(fn. 24) of þe seid Skynners and here successours for evermore for to have the serche and oversight of alle maner furrures brought by eny merchaunt straunger or oþer to sell in þe said Cite There now divers merchauntes of þe Galeys have broght in to þe said Cite to selle mony and diverse furres of Bogee
(fn. 25) wroght untrewely þt is to seie where þe said furres of Bogee shul be wroght of hole Skynnes þey ben kutte in foure and medled some with legges some with lambfurres and some with Skewyd
(fn. 26) and Russet and also evel sowed and untrewe lether and þus þe said furres are untrewly wroght ant [sic] put to sale to gret disceit and co'e harme of all þe Kynges peple Wherfore lyke it un to yow right Worschipfull sires for to ordeign and deme after youre wyse discrec'ons þt alle the said furres be forfaited as right will and þt no such manere furres as is aforesaid falsely wrought be suffred to be solde Withynne þe seid Cite nor þe Fraunchise þerof fro þis tyme forth for goddes love and in wey of charyte."
The petition having been read and both parties heard, the Court finds that the aforesaid charter and ordinances do not warrant the petition; but inasmuch as the Court was satisfied that the packing of the furs (pakkatura furrurarum)

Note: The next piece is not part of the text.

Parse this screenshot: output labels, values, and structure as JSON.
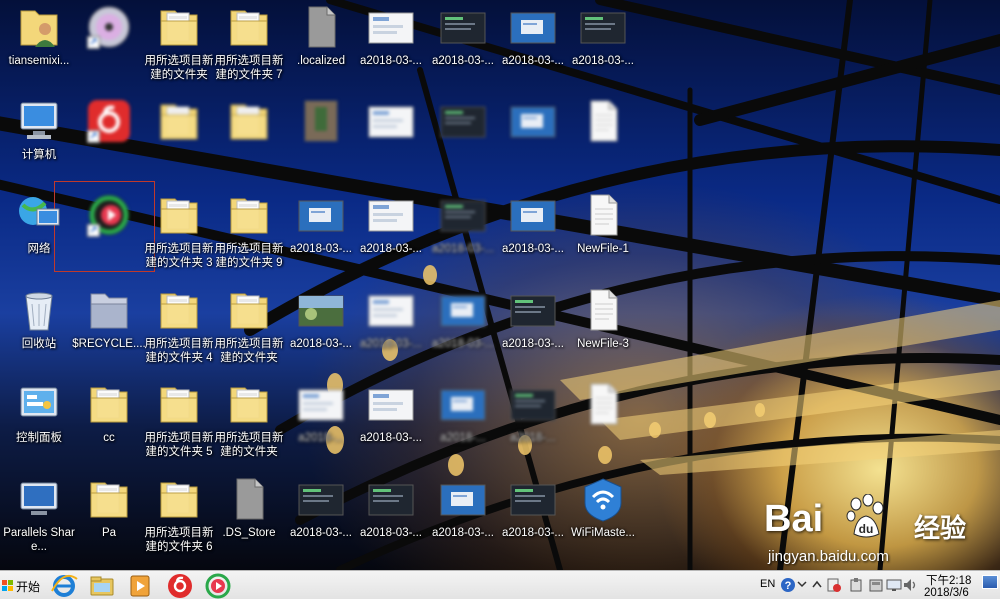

(fn. 27) was deceitful and not good, it decrees that this time the said Victor shall remove them out of the kingdom, and he and the rest of the merchants are warned not to bring defective goods into the country in future, under penalty.
18 Sept., 12 Henry VI. [A.D. 1433], the guardianship of John, son of William Lynne, late grocer, together with his patrimony, committed by John Perneys, the Mayor, the Aldermen, and John Bederenden, the Chamberlain, to Alice his mother. Sureties, viz., Richard Cawdre, clerk, Thomas Wandesford, mercer, and Godewin Cattesby, grocer.
17 Nov., 12 Henry VI. [A.D. 1433], the custody of divers pieces of plate, &c., belonging to Henry, one of the sons of Alexander Miles, late taverner (pandoxator), committed by John Brokle, the Mayor, the Aldermen, and John Bederenden, the Chamberlain, to John Bolle, grocer, with whom the said orphan was placed as apprentice. Sureties, viz., Alan Johnson and Giles West, grocers, John Cok and Peter Pope, drapers.
31 July, 21 Henry VI. [A.D. 1443], came the above John Bolle before John Hatherle, the Mayor, and the Aldermen, and delivered the above articles to John Chichele, the Chamberlain, who gave a discharge for the same.
Folio 130 b.
17 Nov., 12 Henry VI. [A.D. 1433], the guardianship of Alexander, another son of the above Alexander Miles, together with divers pieces of plate, committed by John Brokle, the Mayor, the Aldermen, and John Bederenden, the Chamberlain, to John Fekenham, "brewer."
19 Dec., 12 Henry VI. [A.D. 1433], the guardianship of Idonea, daughter of Johanna Wolaxcon, widow, committed by the same to John Brekles, draper. Sureties, viz., Robert Cristendom, draper, and William Russon, attorney.